[Data entries]
Start of Block

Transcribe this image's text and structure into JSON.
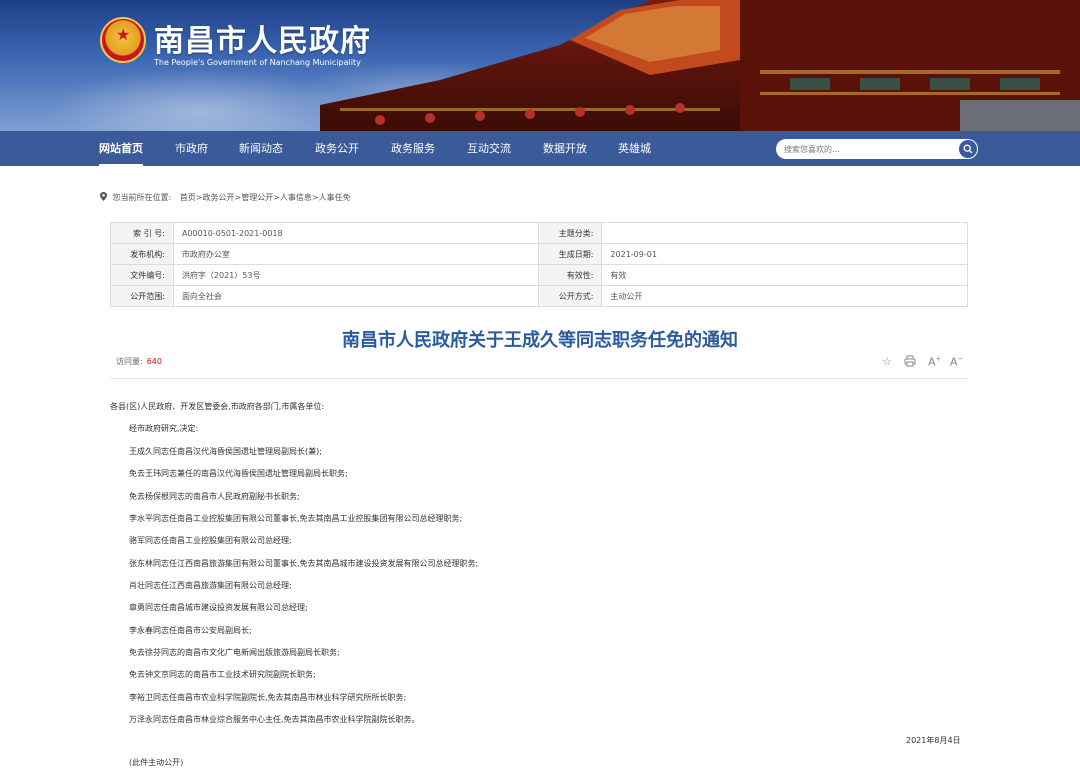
{
  "header": {
    "site_title": "南昌市人民政府",
    "site_subtitle": "The People's Government of Nanchang Municipality"
  },
  "nav": {
    "items": [
      {
        "label": "网站首页",
        "active": true
      },
      {
        "label": "市政府"
      },
      {
        "label": "新闻动态"
      },
      {
        "label": "政务公开"
      },
      {
        "label": "政务服务"
      },
      {
        "label": "互动交流"
      },
      {
        "label": "数据开放"
      },
      {
        "label": "英雄城"
      }
    ],
    "search_placeholder": "搜索您喜欢的..."
  },
  "breadcrumb": {
    "prefix": "您当前所在位置:",
    "path": "首页>政务公开>管理公开>人事信息>人事任免"
  },
  "meta": {
    "rows": [
      {
        "l1": "索 引 号:",
        "v1": "A00010-0501-2021-0018",
        "l2": "主题分类:",
        "v2": ""
      },
      {
        "l1": "发布机构:",
        "v1": "市政府办公室",
        "l2": "生成日期:",
        "v2": "2021-09-01"
      },
      {
        "l1": "文件编号:",
        "v1": "洪府字（2021）53号",
        "l2": "有效性:",
        "v2": "有效"
      },
      {
        "l1": "公开范围:",
        "v1": "面向全社会",
        "l2": "公开方式:",
        "v2": "主动公开"
      }
    ]
  },
  "document": {
    "title": "南昌市人民政府关于王成久等同志职务任免的通知",
    "views_label": "访问量:",
    "views_count": "640",
    "tools": [
      "star-icon",
      "print-icon",
      "font-larger-icon",
      "font-smaller-icon"
    ],
    "salutation": "各县(区)人民政府、开发区管委会,市政府各部门,市属各单位:",
    "paragraphs": [
      "经市政府研究,决定:",
      "王成久同志任南昌汉代海昏侯国遗址管理局副局长(兼);",
      "免去王玮同志兼任的南昌汉代海昏侯国遗址管理局副局长职务;",
      "免去杨保根同志的南昌市人民政府副秘书长职务;",
      "李水平同志任南昌工业控股集团有限公司董事长,免去其南昌工业控股集团有限公司总经理职务;",
      "骆军同志任南昌工业控股集团有限公司总经理;",
      "张东林同志任江西南昌旅游集团有限公司董事长,免去其南昌城市建设投资发展有限公司总经理职务;",
      "肖壮同志任江西南昌旅游集团有限公司总经理;",
      "章勇同志任南昌城市建设投资发展有限公司总经理;",
      "李永春同志任南昌市公安局副局长;",
      "免去徐芬同志的南昌市文化广电新闻出版旅游局副局长职务;",
      "免去钟文京同志的南昌市工业技术研究院副院长职务;",
      "李裕卫同志任南昌市农业科学院副院长,免去其南昌市林业科学研究所所长职务;",
      "万泽永同志任南昌市林业综合服务中心主任,免去其南昌市农业科学院副院长职务。"
    ],
    "date": "2021年8月4日",
    "note": "(此件主动公开)"
  }
}
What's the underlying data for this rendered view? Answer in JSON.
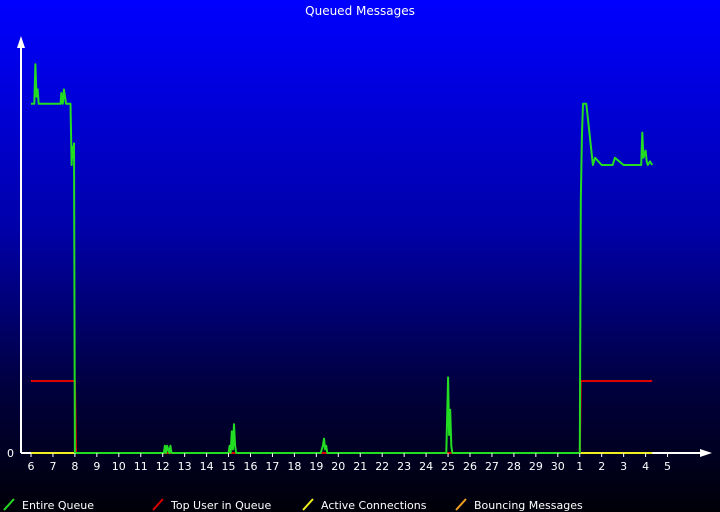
{
  "chart_data": {
    "type": "line",
    "title": "Queued Messages",
    "xlabel": "",
    "ylabel": "",
    "y_tick_labels": [
      "0"
    ],
    "ylim": [
      0,
      100
    ],
    "x_tick_labels": [
      "6",
      "7",
      "8",
      "9",
      "10",
      "11",
      "12",
      "13",
      "14",
      "15",
      "16",
      "17",
      "18",
      "19",
      "20",
      "21",
      "22",
      "23",
      "24",
      "25",
      "26",
      "27",
      "28",
      "29",
      "30",
      "1",
      "2",
      "3",
      "4",
      "5"
    ],
    "grid": false,
    "legend_placement": "bottom",
    "colors": {
      "entire_queue": "#22dd22",
      "top_user": "#dd0000",
      "active_connections": "#eeee22",
      "bouncing": "#f0a020",
      "axes": "#ffffff"
    },
    "series": [
      {
        "name": "Entire Queue",
        "x": [
          0,
          0.15,
          0.2,
          0.25,
          0.3,
          0.35,
          1.35,
          1.38,
          1.45,
          1.5,
          1.6,
          1.7,
          1.8,
          1.85,
          1.88,
          1.92,
          1.96,
          2.0,
          6.0,
          6.05,
          6.1,
          6.15,
          6.2,
          6.25,
          6.3,
          6.35,
          6.4,
          9.0,
          9.05,
          9.1,
          9.15,
          9.2,
          9.25,
          9.3,
          9.35,
          9.4,
          13.2,
          13.25,
          13.3,
          13.35,
          13.4,
          13.45,
          13.5,
          13.55,
          13.6,
          18.92,
          19.0,
          19.05,
          19.1,
          19.15,
          19.2,
          25.0,
          25.05,
          25.1,
          25.15,
          25.18,
          25.3,
          25.6,
          25.7,
          26.0,
          26.5,
          26.6,
          27.0,
          27.8,
          27.85,
          27.9,
          28.0,
          28.05,
          28.1,
          28.2,
          28.3
        ],
        "y": [
          97,
          97,
          108,
          99,
          101,
          97,
          97,
          100,
          97,
          101,
          97,
          97,
          97,
          80,
          85,
          82,
          86,
          0,
          0,
          0,
          2,
          0,
          2,
          1,
          0,
          2,
          0,
          0,
          2,
          0,
          6,
          1,
          8,
          2,
          0,
          0,
          0,
          1,
          2,
          4,
          1,
          2,
          0,
          0,
          0,
          0,
          21,
          5,
          12,
          2,
          0,
          0,
          70,
          88,
          97,
          97,
          97,
          80,
          82,
          80,
          80,
          82,
          80,
          80,
          89,
          82,
          84,
          81,
          80,
          81,
          80
        ],
        "values_note": ""
      },
      {
        "name": "Top User in Queue",
        "x": [
          0,
          2.0,
          2.05,
          25.0,
          25.05,
          28.3
        ],
        "y": [
          20,
          20,
          0,
          0,
          20,
          20
        ]
      },
      {
        "name": "Active Connections",
        "x": [
          0,
          28.3
        ],
        "y": [
          0,
          0
        ]
      },
      {
        "name": "Bouncing Messages",
        "x": [
          0,
          28.3
        ],
        "y": [
          0,
          0
        ]
      }
    ]
  }
}
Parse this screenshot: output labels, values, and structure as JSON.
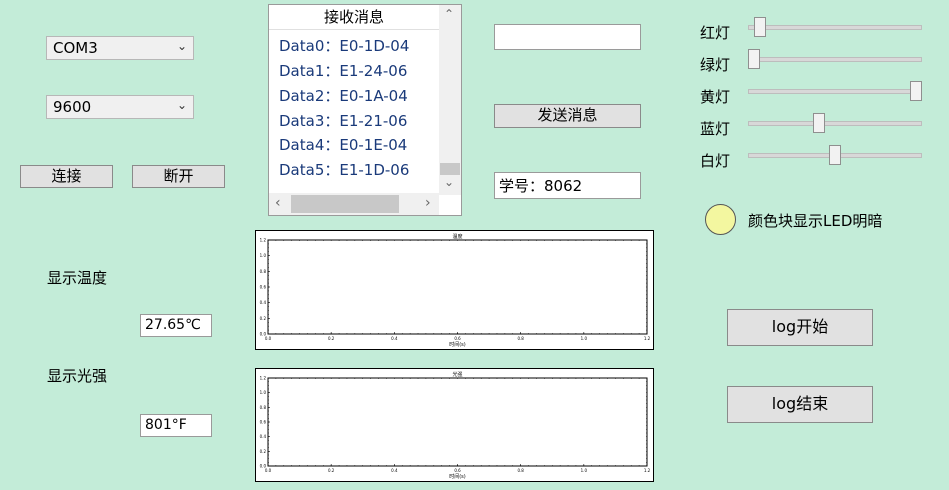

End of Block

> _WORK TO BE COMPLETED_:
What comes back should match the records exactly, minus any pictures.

> _YOUR SOLUTION_:
Transcribe this image's text and structure into JSON.
{
  "header": {
    "site_title": "南昌市人民政府",
    "site_subtitle": "The People's Government of Nanchang Municipality"
  },
  "nav": {
    "items": [
      {
        "label": "网站首页",
        "active": true
      },
      {
        "label": "市政府"
      },
      {
        "label": "新闻动态"
      },
      {
        "label": "政务公开"
      },
      {
        "label": "政务服务"
      },
      {
        "label": "互动交流"
      },
      {
        "label": "数据开放"
      },
      {
        "label": "英雄城"
      }
    ],
    "search_placeholder": "搜索您喜欢的..."
  },
  "breadcrumb": {
    "prefix": "您当前所在位置:",
    "path": "首页>政务公开>管理公开>人事信息>人事任免"
  },
  "meta": {
    "rows": [
      {
        "l1": "索 引 号:",
        "v1": "A00010-0501-2021-0018",
        "l2": "主题分类:",
        "v2": ""
      },
      {
        "l1": "发布机构:",
        "v1": "市政府办公室",
        "l2": "生成日期:",
        "v2": "2021-09-01"
      },
      {
        "l1": "文件编号:",
        "v1": "洪府字（2021）53号",
        "l2": "有效性:",
        "v2": "有效"
      },
      {
        "l1": "公开范围:",
        "v1": "面向全社会",
        "l2": "公开方式:",
        "v2": "主动公开"
      }
    ]
  },
  "document": {
    "title": "南昌市人民政府关于王成久等同志职务任免的通知",
    "views_label": "访问量:",
    "views_count": "640",
    "tools": [
      "star-icon",
      "print-icon",
      "font-larger-icon",
      "font-smaller-icon"
    ],
    "salutation": "各县(区)人民政府、开发区管委会,市政府各部门,市属各单位:",
    "paragraphs": [
      "经市政府研究,决定:",
      "王成久同志任南昌汉代海昏侯国遗址管理局副局长(兼);",
      "免去王玮同志兼任的南昌汉代海昏侯国遗址管理局副局长职务;",
      "免去杨保根同志的南昌市人民政府副秘书长职务;",
      "李水平同志任南昌工业控股集团有限公司董事长,免去其南昌工业控股集团有限公司总经理职务;",
      "骆军同志任南昌工业控股集团有限公司总经理;",
      "张东林同志任江西南昌旅游集团有限公司董事长,免去其南昌城市建设投资发展有限公司总经理职务;",
      "肖壮同志任江西南昌旅游集团有限公司总经理;",
      "章勇同志任南昌城市建设投资发展有限公司总经理;",
      "李永春同志任南昌市公安局副局长;",
      "免去徐芬同志的南昌市文化广电新闻出版旅游局副局长职务;",
      "免去钟文京同志的南昌市工业技术研究院副院长职务;",
      "李裕卫同志任南昌市农业科学院副院长,免去其南昌市林业科学研究所所长职务;",
      "万泽永同志任南昌市林业综合服务中心主任,免去其南昌市农业科学院副院长职务。"
    ],
    "date": "2021年8月4日",
    "note": "(此件主动公开)"
  }
}
What's the underlying data for this rendered view? Answer in JSON.
{
  "chart_data": {
    "type": "line",
    "title": "Queued Messages",
    "xlabel": "",
    "ylabel": "",
    "y_tick_labels": [
      "0"
    ],
    "ylim": [
      0,
      100
    ],
    "x_tick_labels": [
      "6",
      "7",
      "8",
      "9",
      "10",
      "11",
      "12",
      "13",
      "14",
      "15",
      "16",
      "17",
      "18",
      "19",
      "20",
      "21",
      "22",
      "23",
      "24",
      "25",
      "26",
      "27",
      "28",
      "29",
      "30",
      "1",
      "2",
      "3",
      "4",
      "5"
    ],
    "grid": false,
    "legend_placement": "bottom",
    "colors": {
      "entire_queue": "#22dd22",
      "top_user": "#dd0000",
      "active_connections": "#eeee22",
      "bouncing": "#f0a020",
      "axes": "#ffffff"
    },
    "series": [
      {
        "name": "Entire Queue",
        "x": [
          0,
          0.15,
          0.2,
          0.25,
          0.3,
          0.35,
          1.35,
          1.38,
          1.45,
          1.5,
          1.6,
          1.7,
          1.8,
          1.85,
          1.88,
          1.92,
          1.96,
          2.0,
          6.0,
          6.05,
          6.1,
          6.15,
          6.2,
          6.25,
          6.3,
          6.35,
          6.4,
          9.0,
          9.05,
          9.1,
          9.15,
          9.2,
          9.25,
          9.3,
          9.35,
          9.4,
          13.2,
          13.25,
          13.3,
          13.35,
          13.4,
          13.45,
          13.5,
          13.55,
          13.6,
          18.92,
          19.0,
          19.05,
          19.1,
          19.15,
          19.2,
          25.0,
          25.05,
          25.1,
          25.15,
          25.18,
          25.3,
          25.6,
          25.7,
          26.0,
          26.5,
          26.6,
          27.0,
          27.8,
          27.85,
          27.9,
          28.0,
          28.05,
          28.1,
          28.2,
          28.3
        ],
        "y": [
          97,
          97,
          108,
          99,
          101,
          97,
          97,
          100,
          97,
          101,
          97,
          97,
          97,
          80,
          85,
          82,
          86,
          0,
          0,
          0,
          2,
          0,
          2,
          1,
          0,
          2,
          0,
          0,
          2,
          0,
          6,
          1,
          8,
          2,
          0,
          0,
          0,
          1,
          2,
          4,
          1,
          2,
          0,
          0,
          0,
          0,
          21,
          5,
          12,
          2,
          0,
          0,
          70,
          88,
          97,
          97,
          97,
          80,
          82,
          80,
          80,
          82,
          80,
          80,
          89,
          82,
          84,
          81,
          80,
          81,
          80
        ],
        "values_note": ""
      },
      {
        "name": "Top User in Queue",
        "x": [
          0,
          2.0,
          2.05,
          25.0,
          25.05,
          28.3
        ],
        "y": [
          20,
          20,
          0,
          0,
          20,
          20
        ]
      },
      {
        "name": "Active Connections",
        "x": [
          0,
          28.3
        ],
        "y": [
          0,
          0
        ]
      },
      {
        "name": "Bouncing Messages",
        "x": [
          0,
          28.3
        ],
        "y": [
          0,
          0
        ]
      }
    ]
  }
}
Parse this screenshot: output labels, values, and structure as JSON.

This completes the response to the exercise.